In a stuffy shed with an uneven floor, surrounded by tubes of colored glass, Martin Whitford carefully uses a 3,500-degree torch to heat a glob of melting glass. After color is added and the glass cools, the piece will go to Ithaca’s Glass, the store Whitford shares with his wife, Lyssa, and friend Tim Merrill on The Ithaca Commons.
Whitford, an Elmira, N.Y., native, said he used to shy away from artistic things. Nearly a decade ago, however, Whitford helped friends move into a glass studio and came away with a new love.
“I fell into it,” Whitford said. “The first time I turned on the torch, I was hooked.”
Since then, Whitford has become a locally known flame-worker. Unlike glass blowing, which is usually used to make large items, flame-work is a small-scale glass-working procedure. Flame working is perfect for Whitford, he said, since he makes pipes. While Whitford fell into glassmaking, Lyssa Hayes said glass is in her blood.
“[My uncle] traveled to Europe and collected art glass,” she said. “He even went to see private collections there. As a child, I would fly to his house in Vancouver, Wash., and see his art collection … He was always talking to me about glass.”
Whitford and Hayes aren’t the only glass enthusiasts in Ithaca, or central New York. From Corning, N.Y. — which gained national fame for its glass collection — to Ithaca’s own downtown, glass artisans share a love for the delicate material.
The history of glass in Ithaca and the surrounding areas began with Amory Houghton Sr., a businessman from Brooklyn, N.Y. Houghton owned Union Glass Works and Cate & Phillip, two small glass businesses, and decided to base his companies in Corning in 1868, changing their names to Corning Glass Works (now Corning Inc.). Corning Inc. is now one of the largest glass-making businesses in the world.
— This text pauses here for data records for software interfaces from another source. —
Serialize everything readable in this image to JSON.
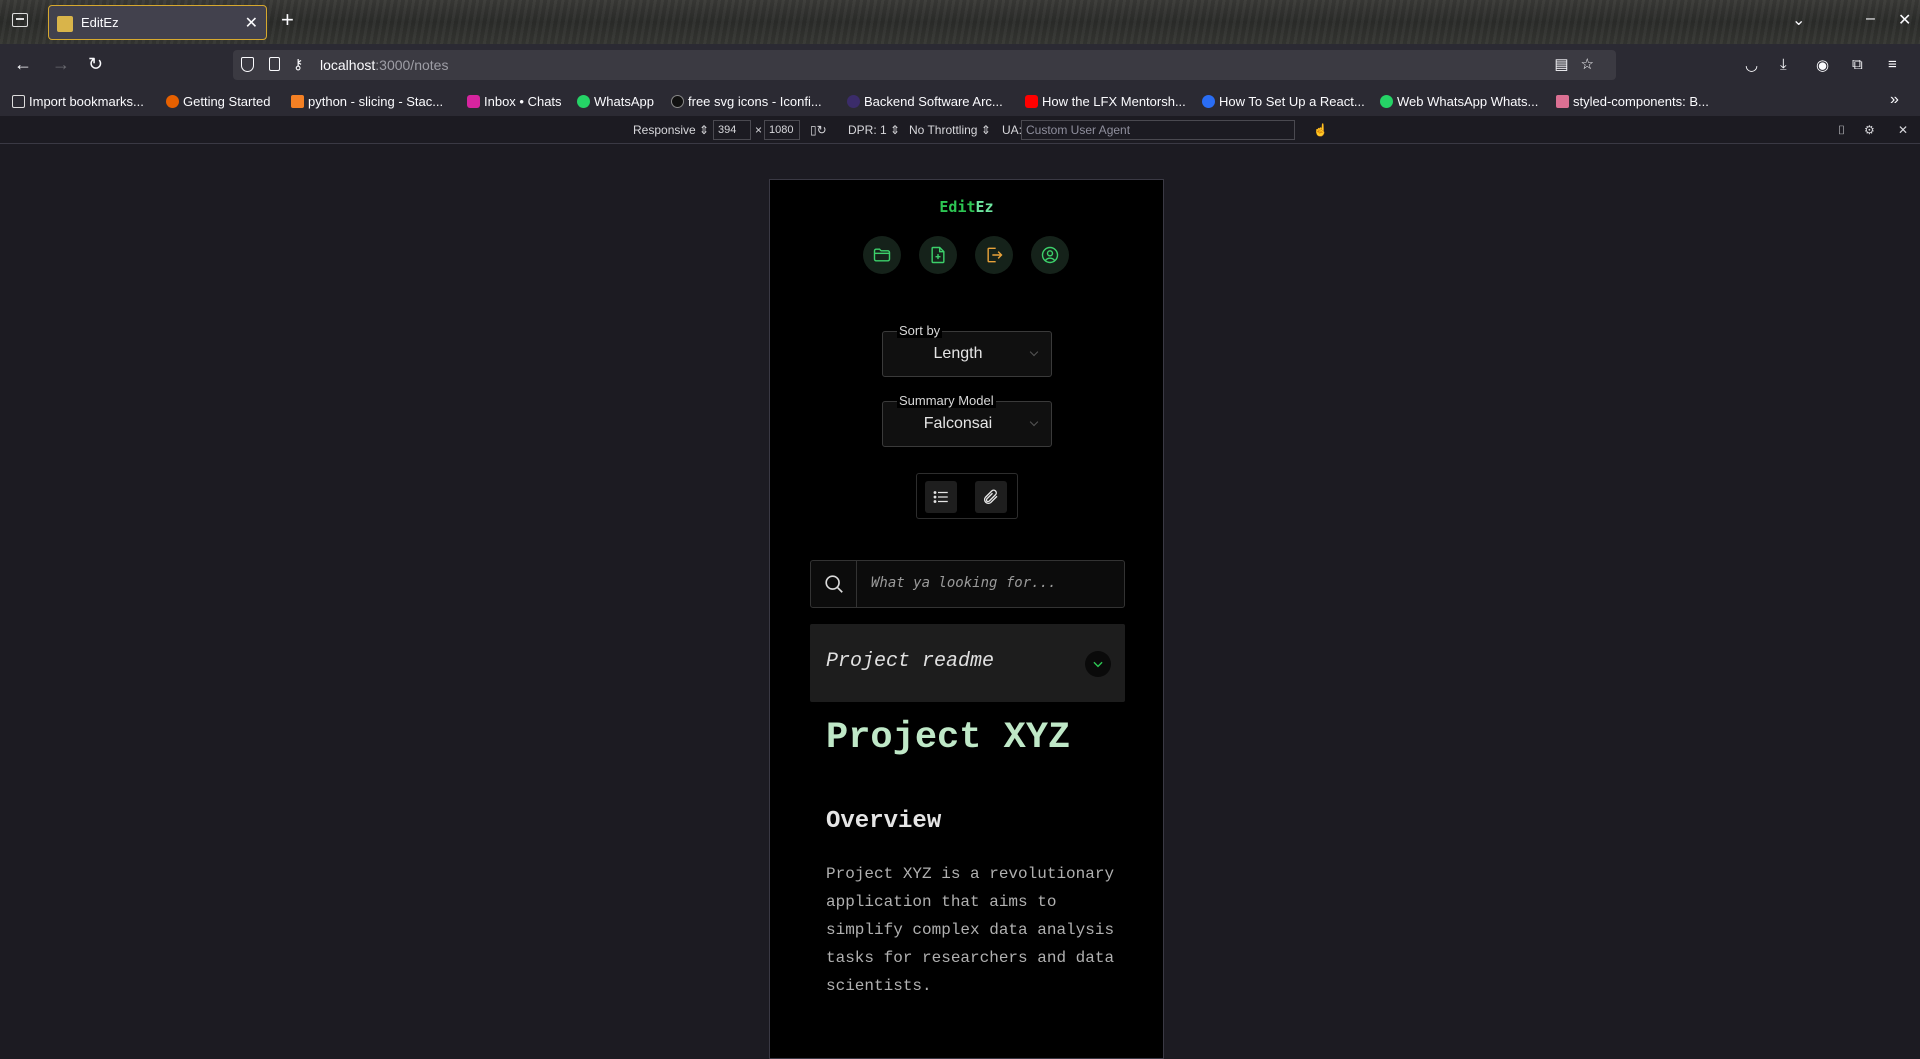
{
  "browser": {
    "tab_title": "EditEz",
    "url_host": "localhost",
    "url_rest": ":3000/notes",
    "bookmarks": [
      "Import bookmarks...",
      "Getting Started",
      "python - slicing - Stac...",
      "Inbox • Chats",
      "WhatsApp",
      "free svg icons - Iconfi...",
      "Backend Software Arc...",
      "How the LFX Mentorsh...",
      "How To Set Up a React...",
      "Web WhatsApp Whats...",
      "styled-components: B..."
    ]
  },
  "devtools": {
    "mode": "Responsive",
    "width": "394",
    "height": "1080",
    "times": "×",
    "dpr": "DPR: 1",
    "throttling": "No Throttling",
    "ua_label": "UA:",
    "ua_placeholder": "Custom User Agent"
  },
  "app": {
    "brand_part1": "Edit",
    "brand_part2": "Ez",
    "sort": {
      "label": "Sort by",
      "value": "Length"
    },
    "model": {
      "label": "Summary Model",
      "value": "Falconsai"
    },
    "search": {
      "placeholder": "What ya looking for..."
    },
    "note": {
      "title": "Project readme",
      "h1": "Project XYZ",
      "h2": "Overview",
      "paragraph": "Project XYZ is a revolutionary application that aims to simplify complex data analysis tasks for researchers and data scientists."
    },
    "colors": {
      "accent": "#2dc653",
      "logout": "#e8a23a",
      "background": "#000000"
    }
  }
}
The Corning Museum of Glass was founded in 1950 and is the world’s largest glass museum, with more than 45,000 objects spanning 35 centuries. Yvette Sterbenk, communications manager at the museum, said the museum’s popularity continues to grow and its glass working demonstrations are a major attraction.
“We attracted 375,000 people in 2007 and 340,000 in 2006,” Sterbenk said. “We’re seeing a continued increase because of our programs. Our studio is a great place for people to learn about the glass-working process.”
When Whitford came to Ithaca nine years ago, he said he only knew a few people who worked with glass. Since then, he has seen the artisan population grow.
“Over the past 10 years, I’ve seen a 100 to 200 percent increase in the number of people who [work with glass here], not to mention the rest of the country,” he said.
Whitford said he enjoys the community of glass workers around him.
“A lot of people bounce ideas off each other and play with different ideas and work together,” he said.
Robin Schwartz, the program director of the Community Arts Partnership, said there are many artists in Ithaca, some discovered and others unknown.
“I have 800 artists in my database and I’m sure I don’t have every one of them,” Schwartz said.
Jennifer Kimball, an Ithaca resident who co-owns Pyrosglass.com with her husband Paul, a glass artisan, said her husband got interested in working with glass after he started collecting antique paperweights. Paul Kimball has since invented a new way to make glass objects.
“Paul is very interested in trying to understand early glassmakers’ processes and incorporating them into modern glass art,” she said.
Paul Kimball, whose glass art is sold around the world, invented Freeze and Fuse, a process that involves freezing powdered glass and water. After the glass is frozen, the craftsman can put it in a kiln until it becomes a solid piece of glass.
“It’s a process that almost anyone can learn,” Jennifer Kimball said. “It’s glass making for every man, for the rest of us.”
Ithaca may be home to a large population of artists, but Jennifer Kimball said selling pieces locally can difficult.
“[Ithaca] is definitely a great place to be as an artist because there are so many artists here,” she said. “[But] most artists find that to sell their art they need to look elsewhere.”
Jennifer Kimball said she and Paul try to support and engage their fellow artisans by holding craft shows in the area.
Whitford said he believes Ithaca’s appeal is the beautiful area and accepting community that keeps ideas thriving.
“I love looking around here and seeing the waterfalls,” he said. “Ithaca is a pretty liberal area where they essentially let you do what you want to do and that’s always a plus.”
Lyssa Hayes said it’s the atmosphere.
“We have a lot of stores selling glass in Ithaca,” she said. “It’s the community — it’s so chill, and we’re comfortable here. And Corning is so close, it’s easy to take classes there. People see glass working and want to do it.”
For Whitford, glass working is not so much about the money as it is the magic.
“To be able to set something on fire and make something in the end, that’s just amazing,” he said. “You’re almost a magician.”